Preview for 2022 Mexico City Grand Prix weekend as Max Verstappen looks to make history around Autodromo Hermanos Rodriguez.
With the driver and constructors’ titles all sorted, Red Bull can afford to relax this weekend and begin focusing on next season, although Verstappen heads to Mexico looking to make history for most victories in a single season (excluding sprint races) as he chases a 14th win of 2022.
Sergio Perez meanwhile enters his home race battling Charles Leclerc for second in the championship, whilst George Russell, Carlos Sainz and Lewis Hamilton look to keep their fading hopes alive in the race for second.
Elsewhere, Alpine and McLaren continue to scrap over fourth in the constructors’ standings whilst Alfa Romeo and Aston Martin likewise do the same over seventh and Haas battle AlphaTauri for eighth position respectively.
Now, here is everything you need to know ahead of 2022 Mexico City Grand Prix.
Circuit: Autodromo Hermanos Rodriguez
Race Distance: 305.354km
Tyre Compounds: C2, C3, C4
|Friday 28 October||FP1||7:00pm|
|Friday 28 October||FP2*||10:00pm|
|Saturday 29 October||FP3||6:00pm|
|Saturday 29 October||Qualifying||9:00pm|
|Sunday 30 October||Race||8:00pm|
*Race will take place at 8pm GMT because clocks go back one hour at 2am on 30 October.
** FP2 will last 90 minutes due to a Pirelli tyre test taking place in the session.
Five Key Pointers
- Autodromo Hermanos Rodriguez is situated at high-altitude which will place huge pressures upon the turbo section of power unit and cooling within the car.
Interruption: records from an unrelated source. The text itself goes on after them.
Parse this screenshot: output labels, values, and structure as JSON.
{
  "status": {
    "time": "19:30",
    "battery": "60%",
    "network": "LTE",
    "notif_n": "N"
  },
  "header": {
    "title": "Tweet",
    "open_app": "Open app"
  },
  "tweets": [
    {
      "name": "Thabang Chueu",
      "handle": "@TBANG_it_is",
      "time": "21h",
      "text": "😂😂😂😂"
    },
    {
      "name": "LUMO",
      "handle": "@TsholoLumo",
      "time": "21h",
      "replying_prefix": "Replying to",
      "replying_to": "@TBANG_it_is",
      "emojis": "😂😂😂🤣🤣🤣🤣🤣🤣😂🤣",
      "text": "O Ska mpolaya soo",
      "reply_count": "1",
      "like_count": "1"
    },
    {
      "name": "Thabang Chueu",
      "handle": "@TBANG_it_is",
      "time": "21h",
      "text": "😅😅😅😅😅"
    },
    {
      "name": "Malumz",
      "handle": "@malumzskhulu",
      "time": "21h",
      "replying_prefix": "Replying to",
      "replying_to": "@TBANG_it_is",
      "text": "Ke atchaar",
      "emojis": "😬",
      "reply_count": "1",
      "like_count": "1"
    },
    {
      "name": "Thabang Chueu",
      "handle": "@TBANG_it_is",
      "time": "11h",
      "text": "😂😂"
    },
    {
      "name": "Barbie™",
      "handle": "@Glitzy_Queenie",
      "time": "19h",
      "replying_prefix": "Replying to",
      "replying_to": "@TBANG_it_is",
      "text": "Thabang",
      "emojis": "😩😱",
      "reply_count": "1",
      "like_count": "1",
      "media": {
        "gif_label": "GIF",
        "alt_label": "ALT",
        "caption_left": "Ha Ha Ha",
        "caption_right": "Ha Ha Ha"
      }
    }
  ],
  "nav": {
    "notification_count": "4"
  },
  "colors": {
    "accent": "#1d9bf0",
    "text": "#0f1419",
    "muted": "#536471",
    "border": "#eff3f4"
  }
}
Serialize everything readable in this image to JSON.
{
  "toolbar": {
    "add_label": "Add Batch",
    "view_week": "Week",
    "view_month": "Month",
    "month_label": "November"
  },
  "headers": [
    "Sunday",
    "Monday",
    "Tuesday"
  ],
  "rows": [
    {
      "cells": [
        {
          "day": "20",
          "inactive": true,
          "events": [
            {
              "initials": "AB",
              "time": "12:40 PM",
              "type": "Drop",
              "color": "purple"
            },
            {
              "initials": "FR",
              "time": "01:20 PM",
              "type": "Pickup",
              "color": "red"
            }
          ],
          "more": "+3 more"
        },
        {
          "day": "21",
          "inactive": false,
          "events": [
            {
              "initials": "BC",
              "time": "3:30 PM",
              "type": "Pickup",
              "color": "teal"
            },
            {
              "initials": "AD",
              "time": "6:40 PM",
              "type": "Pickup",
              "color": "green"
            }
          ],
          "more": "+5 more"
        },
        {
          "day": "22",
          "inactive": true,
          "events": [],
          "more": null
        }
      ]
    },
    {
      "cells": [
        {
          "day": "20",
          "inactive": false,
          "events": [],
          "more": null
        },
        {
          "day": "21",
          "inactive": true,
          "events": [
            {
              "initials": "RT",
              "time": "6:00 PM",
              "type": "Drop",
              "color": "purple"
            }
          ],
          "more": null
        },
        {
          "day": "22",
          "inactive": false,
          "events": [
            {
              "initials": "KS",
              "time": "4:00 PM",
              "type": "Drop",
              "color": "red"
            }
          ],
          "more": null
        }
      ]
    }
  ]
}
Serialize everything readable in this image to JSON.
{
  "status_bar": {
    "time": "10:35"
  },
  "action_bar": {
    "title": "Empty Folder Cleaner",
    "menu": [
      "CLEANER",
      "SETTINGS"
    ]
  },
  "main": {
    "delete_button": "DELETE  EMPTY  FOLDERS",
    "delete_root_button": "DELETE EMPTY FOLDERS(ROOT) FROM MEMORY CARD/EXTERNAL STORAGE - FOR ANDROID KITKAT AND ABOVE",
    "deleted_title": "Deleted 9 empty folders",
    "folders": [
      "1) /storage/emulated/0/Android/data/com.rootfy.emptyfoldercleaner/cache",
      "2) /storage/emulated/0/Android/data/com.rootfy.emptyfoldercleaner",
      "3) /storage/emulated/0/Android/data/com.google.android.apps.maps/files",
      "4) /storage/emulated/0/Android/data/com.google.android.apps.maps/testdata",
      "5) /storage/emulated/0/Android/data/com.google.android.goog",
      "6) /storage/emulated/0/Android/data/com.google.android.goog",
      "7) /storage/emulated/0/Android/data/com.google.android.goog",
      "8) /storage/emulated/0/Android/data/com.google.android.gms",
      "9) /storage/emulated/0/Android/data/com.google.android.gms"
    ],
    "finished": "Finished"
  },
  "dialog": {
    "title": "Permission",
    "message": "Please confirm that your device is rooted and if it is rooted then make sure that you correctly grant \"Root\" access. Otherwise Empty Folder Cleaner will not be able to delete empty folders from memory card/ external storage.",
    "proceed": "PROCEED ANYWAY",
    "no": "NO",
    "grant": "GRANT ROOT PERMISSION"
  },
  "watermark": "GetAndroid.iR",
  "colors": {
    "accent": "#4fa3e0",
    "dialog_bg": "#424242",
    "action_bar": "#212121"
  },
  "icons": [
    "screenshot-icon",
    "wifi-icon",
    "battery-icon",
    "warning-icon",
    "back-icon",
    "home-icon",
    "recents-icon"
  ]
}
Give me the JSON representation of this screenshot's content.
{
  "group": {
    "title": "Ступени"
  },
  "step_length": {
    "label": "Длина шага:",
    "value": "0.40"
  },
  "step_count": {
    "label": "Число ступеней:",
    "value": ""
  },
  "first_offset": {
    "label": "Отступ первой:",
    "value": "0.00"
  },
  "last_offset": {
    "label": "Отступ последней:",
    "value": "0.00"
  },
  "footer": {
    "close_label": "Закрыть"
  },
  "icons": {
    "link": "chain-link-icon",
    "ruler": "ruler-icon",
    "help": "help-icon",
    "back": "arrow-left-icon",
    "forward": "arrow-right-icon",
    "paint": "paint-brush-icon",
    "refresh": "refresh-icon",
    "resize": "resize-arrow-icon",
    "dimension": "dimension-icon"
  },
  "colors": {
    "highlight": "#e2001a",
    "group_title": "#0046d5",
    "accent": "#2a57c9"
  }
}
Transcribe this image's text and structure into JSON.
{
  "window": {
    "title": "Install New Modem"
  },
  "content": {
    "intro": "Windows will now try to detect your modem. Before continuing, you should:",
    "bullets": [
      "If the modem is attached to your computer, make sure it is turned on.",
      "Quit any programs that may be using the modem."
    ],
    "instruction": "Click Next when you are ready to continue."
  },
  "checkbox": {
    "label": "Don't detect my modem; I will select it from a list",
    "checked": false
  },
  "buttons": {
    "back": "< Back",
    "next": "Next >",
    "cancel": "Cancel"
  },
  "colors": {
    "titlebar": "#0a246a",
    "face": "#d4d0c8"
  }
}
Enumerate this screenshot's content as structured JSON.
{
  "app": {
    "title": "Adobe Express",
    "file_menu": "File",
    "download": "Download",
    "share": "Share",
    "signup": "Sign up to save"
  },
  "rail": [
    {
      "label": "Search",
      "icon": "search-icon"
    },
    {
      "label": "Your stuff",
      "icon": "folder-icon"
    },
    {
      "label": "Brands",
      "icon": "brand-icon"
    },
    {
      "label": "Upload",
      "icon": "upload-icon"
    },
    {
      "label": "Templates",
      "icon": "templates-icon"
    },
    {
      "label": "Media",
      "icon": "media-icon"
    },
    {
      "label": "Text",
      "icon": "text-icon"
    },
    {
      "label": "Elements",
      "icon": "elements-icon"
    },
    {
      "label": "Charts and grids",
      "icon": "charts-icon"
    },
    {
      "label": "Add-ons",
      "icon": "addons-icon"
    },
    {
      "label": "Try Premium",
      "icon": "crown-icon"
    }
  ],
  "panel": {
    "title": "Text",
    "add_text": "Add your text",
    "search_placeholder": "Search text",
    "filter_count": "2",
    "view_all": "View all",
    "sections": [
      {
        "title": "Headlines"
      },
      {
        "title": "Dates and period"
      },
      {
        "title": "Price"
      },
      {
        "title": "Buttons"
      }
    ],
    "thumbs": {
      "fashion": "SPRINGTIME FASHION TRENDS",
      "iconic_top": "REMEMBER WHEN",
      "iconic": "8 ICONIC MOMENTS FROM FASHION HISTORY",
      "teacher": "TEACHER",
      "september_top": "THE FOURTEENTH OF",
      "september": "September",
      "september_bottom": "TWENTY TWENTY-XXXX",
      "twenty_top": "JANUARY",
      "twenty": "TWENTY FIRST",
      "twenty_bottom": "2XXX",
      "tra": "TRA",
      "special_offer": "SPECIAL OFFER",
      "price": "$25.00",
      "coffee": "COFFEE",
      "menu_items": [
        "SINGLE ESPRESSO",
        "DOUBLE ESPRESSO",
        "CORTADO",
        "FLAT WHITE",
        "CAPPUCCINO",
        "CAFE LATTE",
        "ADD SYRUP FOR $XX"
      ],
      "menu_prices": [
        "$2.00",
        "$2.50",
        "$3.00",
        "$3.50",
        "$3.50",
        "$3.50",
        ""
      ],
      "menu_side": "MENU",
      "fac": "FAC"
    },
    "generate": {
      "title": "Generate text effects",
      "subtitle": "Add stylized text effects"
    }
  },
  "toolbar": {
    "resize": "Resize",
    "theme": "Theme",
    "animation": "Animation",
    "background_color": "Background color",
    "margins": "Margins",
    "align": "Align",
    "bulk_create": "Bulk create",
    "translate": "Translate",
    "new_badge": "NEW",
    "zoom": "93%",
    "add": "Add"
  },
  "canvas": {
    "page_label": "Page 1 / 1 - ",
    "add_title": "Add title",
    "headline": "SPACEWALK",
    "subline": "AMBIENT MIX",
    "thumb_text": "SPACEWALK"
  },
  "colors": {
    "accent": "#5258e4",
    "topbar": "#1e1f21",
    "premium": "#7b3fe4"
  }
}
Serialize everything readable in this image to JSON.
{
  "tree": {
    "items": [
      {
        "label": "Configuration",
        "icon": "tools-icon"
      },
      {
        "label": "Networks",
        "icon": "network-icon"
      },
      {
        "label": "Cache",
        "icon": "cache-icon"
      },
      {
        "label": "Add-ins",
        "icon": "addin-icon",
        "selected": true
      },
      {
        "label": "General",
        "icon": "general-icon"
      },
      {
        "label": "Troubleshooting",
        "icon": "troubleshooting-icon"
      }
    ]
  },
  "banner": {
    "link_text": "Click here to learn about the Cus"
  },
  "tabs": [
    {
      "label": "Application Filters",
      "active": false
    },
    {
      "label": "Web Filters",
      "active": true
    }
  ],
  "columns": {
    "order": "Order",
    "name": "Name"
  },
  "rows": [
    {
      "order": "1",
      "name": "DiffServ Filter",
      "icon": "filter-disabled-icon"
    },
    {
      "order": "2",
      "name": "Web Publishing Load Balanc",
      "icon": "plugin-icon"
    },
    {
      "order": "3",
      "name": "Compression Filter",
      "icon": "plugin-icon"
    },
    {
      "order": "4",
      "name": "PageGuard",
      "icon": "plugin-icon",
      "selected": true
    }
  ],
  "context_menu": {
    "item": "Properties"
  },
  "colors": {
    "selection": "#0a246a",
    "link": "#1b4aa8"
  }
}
- Strong reliable brakes will be important given the potential high temperatures and limited cooling opportunities due to the thin air.
- Avoiding contact in the opening corners of the race will be crucial to keeping to planned race strategies.
- Red Bull have often been the form team to beat in recent visits to Mexico and have performed well overall this season, so expect to see them perform well here at Perez’s home race.
- Slipstreming along the very-long main straight proved crucial at race start in 2021 meaning that the front row might not be the best place to start if those behind can get a tow to Turn One.
Last Time Out
Mercedes claimed a front-row lockout in 2021 with Valtteri Bottas on pole position ahead of Lewis Hamilton but at lights out, Verstappen achieved a great launch off the line to slipstream both Mercedes drivers and seize the lead into Turn One.
Verstappen proceeded to never look back as he sped away to a comfortable victory en-route to his maiden F1 title, ahead of Hamilton who fought off Perez for second at the Mexican’s home race.